Japan Geoscience Union Meeting 2019

Presentation information

[E] Poster

H (Human Geosciences ) » H-TT Technology & Techniques

[H-TT19] Geographic Information Systems and Cartography

Thu. May 30, 2019 10:45 AM - 12:15 PM Poster Hall (International Exhibition Hall8, Makuhari Messe)

convener:Takashi Oguchi(Center for Spatial Information Science, The University of Tokyo), Yuji Murayama(Graduate School of Life and Environmental Sciences), Yoshiki Wakabayashi(Graduate School of Urban Environmental Sciences, Tokyo Metropolitan University)

[HTT19-P03] A LST Study of the Seoul Metropolitan City, South Korea, Based on Landsat Data (1996 – 2017)

*Prabath Priyankara1,3, Manjula Ranagalage1,4, DMSLB Dissanayake1,4, Takehiro Morimoto1,2, Yuji Murayama1,2 (1.Graduate School of Life and Environmental Sciences, University of Tsukuba, Japan, 2.Faculty of Life and Environmental Sciences, University of Tsukuba, Japan, 3.Faculty of Agriculture, University of Ruhuna, Sri Lanka, 4.Faculty of Social Sciences and Humanities, Rajarata University of Sri Lanka, Sri Lanka)

Keywords:Urban Heat Island, Land Surface Temperature, NDVI, NDBI, Environmental Criticality Index, Seoul Metropolitan City

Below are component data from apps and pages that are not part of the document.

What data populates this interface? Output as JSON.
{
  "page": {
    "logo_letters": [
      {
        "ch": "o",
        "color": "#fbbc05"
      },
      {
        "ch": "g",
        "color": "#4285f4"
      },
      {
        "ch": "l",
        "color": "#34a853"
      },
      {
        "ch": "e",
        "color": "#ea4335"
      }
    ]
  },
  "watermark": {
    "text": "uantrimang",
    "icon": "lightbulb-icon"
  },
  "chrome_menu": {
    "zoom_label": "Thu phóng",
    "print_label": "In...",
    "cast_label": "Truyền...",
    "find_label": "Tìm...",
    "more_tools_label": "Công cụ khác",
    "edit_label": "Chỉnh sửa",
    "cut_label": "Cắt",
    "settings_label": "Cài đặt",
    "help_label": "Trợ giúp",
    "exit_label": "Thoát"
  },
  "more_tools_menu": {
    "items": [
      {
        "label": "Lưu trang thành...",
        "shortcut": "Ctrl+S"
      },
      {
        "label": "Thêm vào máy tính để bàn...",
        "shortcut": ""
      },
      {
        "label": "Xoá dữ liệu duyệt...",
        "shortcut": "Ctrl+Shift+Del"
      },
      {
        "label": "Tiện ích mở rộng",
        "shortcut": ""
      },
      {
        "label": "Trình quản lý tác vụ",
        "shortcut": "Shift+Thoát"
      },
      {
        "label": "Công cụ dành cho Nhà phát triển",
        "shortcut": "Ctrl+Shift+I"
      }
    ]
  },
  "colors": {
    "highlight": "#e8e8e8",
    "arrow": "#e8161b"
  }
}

Rapid urban growth often replaced urban vegetation with impervious surfaces which leads to increase land surface temperature (LST) periodically and tends to form urban heat islands (UHI). This is a serious issue of urbanized cities and the increase of LST badly affects the well-being of the life and environments of the cities. The Seoul Metropolitan City (SMC), South Korea, is one of the developed and rapidly urbanizing metropolitan city in Asia. The aim of this study was to examine the spatiotemporal variations of LST in the SMC and surroundings in the context of the UHI using Landsat data. The study examined the relationship of LST with the normalized difference vegetation index (NDVI) and the normalized difference built-up index (NDBI) at three time periods 1996, 2006, and 2017. Also, the study was investigated the environmentally critical areas based on LST and NDVI by modeling environmental criticality index (ECI). According to the results of the study, there is a negative correlation between LST with NDVI and positive correlation of LST with NDBI across all three time periods. In SMC, most of the environmentally critical areas are located in the central business district (CBD), near the harbor, and along the main transportation network. According to the results of the study, it is recommended that the identified environmentally critical areas to be considered in the urban planning of the city. Green spaces of the city will help to improve the life and environmental well-being of the SMC.